  • EarthquakesShakeAlert System progresses toward public use

    A decade after beginning work on an earthquake early warning system, scientists and engineers are fine-tuning a U.S. West Coast prototype that could be in limited public use in 2018. The development of ShakeAlert has shown that a dense network of seismic stations, swift transfer of seismic data to a central processing and alert station, speedy paths for distributing alert information to users, and education and training on how to use the alerts are all necessary for a robust early warning system.

  • EarthquakesEarthquake codes used in 2017 Gordon Bell Prize research

    A Chinese team of researchers awarded this year’s prestigious Gordon Bell prize for simulating the devastating 1976 earthquake in Tangshan, China, used an open-source code developed by researchers at the San Diego Supercomputer Center (SDSC). Using the Sunway TaihuLight, which is currently ranked as the world’s fastest supercomputer, the team developed software that was able to efficiently process 18.9 Pflops (18.9 quadrillion calculations per second) of data and create three-dimensional visualizations of the 1976 earthquake that occurred in Tangshan, China, believed to have caused between 240,000 and 700,000 casualties.

  • Tornado warningImproving tornado warnings for deaf, blind communities

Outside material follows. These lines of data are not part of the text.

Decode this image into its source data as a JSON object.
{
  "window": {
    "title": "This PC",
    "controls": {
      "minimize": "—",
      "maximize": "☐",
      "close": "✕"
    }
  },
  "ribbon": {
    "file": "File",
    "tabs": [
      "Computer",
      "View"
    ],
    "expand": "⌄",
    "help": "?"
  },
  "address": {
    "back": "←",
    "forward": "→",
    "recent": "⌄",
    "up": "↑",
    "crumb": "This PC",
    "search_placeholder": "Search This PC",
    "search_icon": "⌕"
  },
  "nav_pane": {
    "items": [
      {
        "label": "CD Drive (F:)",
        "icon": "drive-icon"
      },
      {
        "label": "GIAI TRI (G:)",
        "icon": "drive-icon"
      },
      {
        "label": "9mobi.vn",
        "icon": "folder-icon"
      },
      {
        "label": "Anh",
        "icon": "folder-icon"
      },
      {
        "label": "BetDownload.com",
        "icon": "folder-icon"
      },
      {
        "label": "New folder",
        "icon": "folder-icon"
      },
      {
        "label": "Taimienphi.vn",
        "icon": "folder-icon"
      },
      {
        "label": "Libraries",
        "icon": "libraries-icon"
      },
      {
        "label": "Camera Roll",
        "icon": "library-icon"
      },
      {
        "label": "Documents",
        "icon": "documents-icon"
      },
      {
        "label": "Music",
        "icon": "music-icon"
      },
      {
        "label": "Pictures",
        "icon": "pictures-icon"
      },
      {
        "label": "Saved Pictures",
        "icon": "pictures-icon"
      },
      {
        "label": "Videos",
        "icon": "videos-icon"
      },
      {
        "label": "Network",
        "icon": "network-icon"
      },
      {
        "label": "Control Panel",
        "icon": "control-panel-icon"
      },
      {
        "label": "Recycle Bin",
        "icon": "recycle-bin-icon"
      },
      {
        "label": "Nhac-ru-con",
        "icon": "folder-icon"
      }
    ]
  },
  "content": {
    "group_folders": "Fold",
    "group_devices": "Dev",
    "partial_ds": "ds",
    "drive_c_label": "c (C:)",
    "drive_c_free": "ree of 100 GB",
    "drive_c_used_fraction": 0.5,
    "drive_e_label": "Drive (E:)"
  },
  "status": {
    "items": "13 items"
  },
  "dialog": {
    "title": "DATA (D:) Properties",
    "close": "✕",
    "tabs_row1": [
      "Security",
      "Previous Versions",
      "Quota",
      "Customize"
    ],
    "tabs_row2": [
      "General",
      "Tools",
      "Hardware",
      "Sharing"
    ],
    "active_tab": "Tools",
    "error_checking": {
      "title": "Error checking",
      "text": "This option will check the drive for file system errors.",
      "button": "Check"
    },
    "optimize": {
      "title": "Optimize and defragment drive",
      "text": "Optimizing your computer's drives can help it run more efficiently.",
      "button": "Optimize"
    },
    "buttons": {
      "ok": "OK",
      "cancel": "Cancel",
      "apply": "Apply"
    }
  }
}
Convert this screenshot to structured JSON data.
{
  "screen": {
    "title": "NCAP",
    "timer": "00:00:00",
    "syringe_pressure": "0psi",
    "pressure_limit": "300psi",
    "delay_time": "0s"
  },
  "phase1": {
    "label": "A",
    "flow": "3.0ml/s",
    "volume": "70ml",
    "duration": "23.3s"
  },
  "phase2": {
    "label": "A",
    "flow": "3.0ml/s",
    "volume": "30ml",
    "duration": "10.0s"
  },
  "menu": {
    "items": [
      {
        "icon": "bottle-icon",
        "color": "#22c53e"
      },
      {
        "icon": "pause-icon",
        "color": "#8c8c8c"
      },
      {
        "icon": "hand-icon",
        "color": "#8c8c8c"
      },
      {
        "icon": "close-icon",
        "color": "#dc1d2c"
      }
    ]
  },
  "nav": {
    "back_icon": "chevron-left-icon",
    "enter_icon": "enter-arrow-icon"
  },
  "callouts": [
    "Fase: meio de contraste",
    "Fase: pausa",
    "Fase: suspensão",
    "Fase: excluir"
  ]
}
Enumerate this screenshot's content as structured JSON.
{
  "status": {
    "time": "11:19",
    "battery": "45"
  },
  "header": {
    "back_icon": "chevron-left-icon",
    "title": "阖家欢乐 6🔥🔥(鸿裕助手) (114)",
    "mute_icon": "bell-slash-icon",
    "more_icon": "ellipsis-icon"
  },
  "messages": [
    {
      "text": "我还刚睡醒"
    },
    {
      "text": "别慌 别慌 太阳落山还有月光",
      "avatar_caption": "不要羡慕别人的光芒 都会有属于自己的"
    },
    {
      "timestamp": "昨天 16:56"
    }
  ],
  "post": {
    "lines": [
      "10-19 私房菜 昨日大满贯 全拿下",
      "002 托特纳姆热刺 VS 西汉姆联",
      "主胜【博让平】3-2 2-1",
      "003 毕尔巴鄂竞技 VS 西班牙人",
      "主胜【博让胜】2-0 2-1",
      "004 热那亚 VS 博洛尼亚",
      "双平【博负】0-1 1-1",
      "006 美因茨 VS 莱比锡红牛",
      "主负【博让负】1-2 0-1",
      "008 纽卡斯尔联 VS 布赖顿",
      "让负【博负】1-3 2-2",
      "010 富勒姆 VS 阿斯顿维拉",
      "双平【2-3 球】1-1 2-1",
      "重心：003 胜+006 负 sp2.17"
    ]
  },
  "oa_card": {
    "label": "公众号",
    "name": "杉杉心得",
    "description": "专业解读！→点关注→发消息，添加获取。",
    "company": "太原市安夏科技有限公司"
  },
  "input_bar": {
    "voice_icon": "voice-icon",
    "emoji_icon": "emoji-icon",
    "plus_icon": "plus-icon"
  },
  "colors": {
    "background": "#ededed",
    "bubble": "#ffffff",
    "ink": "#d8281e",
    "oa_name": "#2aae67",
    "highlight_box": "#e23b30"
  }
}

    Researchers awarded a grant from the National Oceanic and Atmospheric Administration to study how tornado warnings could be improved in their accessibility and comprehension by members of the Deaf, Blind and Deaf-Blind communities. Alabama says that the grant will enable this team to build and test a system whereby Deaf people can view a local weather broadcast in a split-screen format.

  • Our picksWhy Los Angeles is burning; quantum computing risks; killer robots, and more

    ·The firestorm this time: Why Los Angeles is burning

    · Did climate change worsen the Southern California fires?

    · Appeals court considers legality of latest Trump travel ban

    · Border agents in training

    · Quantum computing is the next big security risk

    · DHS needs to better protect employees’ sensitive info, IG says

    · White House watch: Get ready for infrastructure year

    · “As much death as you want”: UC Berkeley’s Stuart Russell on “Slaughterbots”

  • InfrastructureDark fiber: Sensors beneath our feet to tell us about earthquakes, water, other geophysical phenomenon

    Scientists have shown for the first time that dark fiber – the vast network of unused fiber-optic cables installed throughout the country and the world – can be used as sensors for detecting earthquakes, the presence of groundwater, changes in permafrost conditions, and a variety of other subsurface activity.